The latest reports from Zimbabwe show that life is gradually returning to normal after the prolonged Covid shutdowns but that the elderly are still battling to survive. The commitment of the wonderful ZANE teams on the ground in the country never ceases to amaze us and we are always humbled to see how our wonderful band of donors steadfastly continue to support this life saving work.
We Have assisted John B with food parcels since he came onto our books a few months ago. He is destitute and very frail and unwell. His daughter came to see me about him and I spoke with her at length. She looked exhausted and worried and I’m afraid her worries about her father are taking a heavy toll on her health, as she works part time for a low salary, trying to support herself and him. I will keep in contact with her. John later phoned to thank us for the food parcel and was gracious and charming. However, he said he feels very unwell and is worried about this.
Grace W. who lives at one of the care homes, was crying and very sad when I saw her there recently. We assist her with some of her medical costs and I keep in regular contact with her. She has two sons, one of whom is a great support for her both physically and emotionally, whilst the other is in fact the opposite, unmotivated, unable to keep down a job, living at the home as well and frequently reduces Grace to tears. Her elder son, living in the U.K, has no option, but to pay for his brother’s costs, which is upsetting for Grace.
I also did and interview with Laura D, who still manages to eke out a meagre living doing the books for someone at the care complex where she lives. The owner of the flat in which she is living died a few months ago, so Laura has been worrying that the family may ask her to move out. This would be very difficult for her with her disability (1 leg amputated because of diabetes complications) and she talks a lot about this and her options each time I visit her.
I visited and delivered to Astrid, who is always content and happy with her life. She is close to her granddaughter, who lovingly visits Astrid every week and treats her to lunches and excursions. What a huge difference it makes when elderly people are loved.
On the opposite end of the scale are those who are lonely and isolated. We help Maggie S from time to time with food parcels and although she never complains about anything, I can read in her face that she feels alone and therefore has to “manage” alone with life.
The week started with a referral from SOAP charity. Stuart J, who receives a monthly food parcel from this charity, was referred to us for help after he collapsed at his home. His daughter rushed him to a nearby clinic where they examined him and tested his sugar levels. Stuart’s sugar levels were through the roof and climbing and he was also severely dehydrated. He was given a rehydration drip and an insulin injection and sent on his way. When I called his daughter she was very stressed about her father, not knowing how to deal with this problem. She is currently unemployed and has no money to help her father with further doctor’s visits or medications. ZANE has paid for Stuart to see a doctor, have blood tests to confirm his diagnosis of type 2 diabetes and medications for a urinary infection. Both father and daughter were very grateful for ZANE’s assistance, saying “I do not know what we would have done without your help, my father would have died”.

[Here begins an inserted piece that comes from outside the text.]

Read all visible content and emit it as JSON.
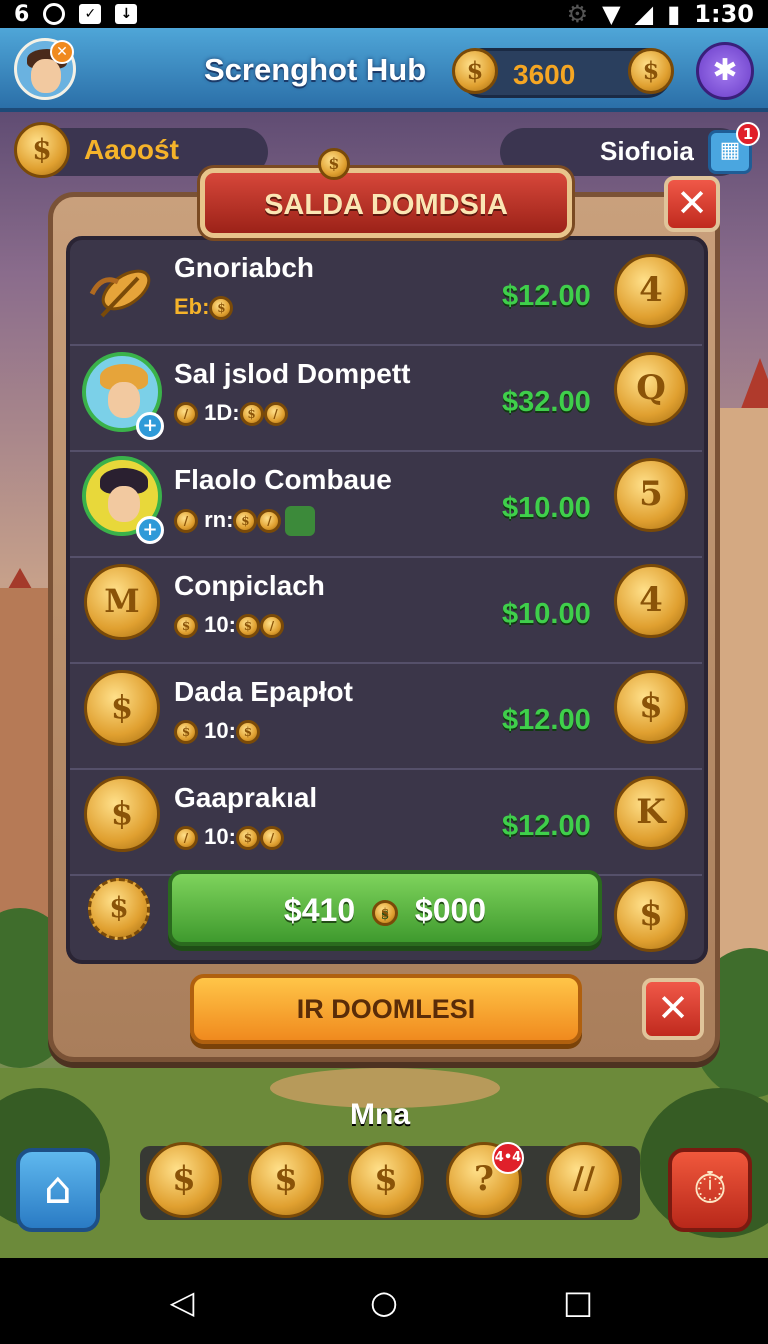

We also visited Bob after his recent blood tests and visit to the doctor. The doctor confirmed his PSA levels had dropped dramatically and, although this is good news, it will not affect his stage 4 prostate cancer, but rather reduce his pain. Bob was looking really well and had gained some weight since our first visit in November last year. We both tried to encourage Bob to put his affairs in order, whilst he is feeling mentally and physically well.
We have finally restarted the creative therapy at one of the large retirement complexes – in the past this was very popular indeed but only eight residents took part this time, which was a bit disappointing. However, those who attended enjoyed themselves.
It’s my thinking that residents are still frightened of catching COVID so many remain in their flats or rooms. I am sure we will have more takers as the weeks go by and the residents regain confidence in going out.
* Names and images may have been changed for privacy reasons
If you are already a ZANE donor, we thank you from the bottom of our hearts. If you are not a donor but would like to be, please follow the link below and know that every donation, however big or small, goes directly to where it is most needed. If you would like to help but can’t donate, please join the ZANE family and ‘like’ or ‘share’ our posts or write us a Google review – every positive step helps spread the word about the life changing work ZANE does.
Thank you – Nicky Passaportis ZANE Australia
Please donate to support pensioners struggling to survive in Zimbabwe
Any assistance is greatly appreciated and goes a long way to giving our pensioners a better quality of life and lift the pressure of money worries which is very debilitating emotionally.
(Donations made to ZANE in Australia, are tax-deductible)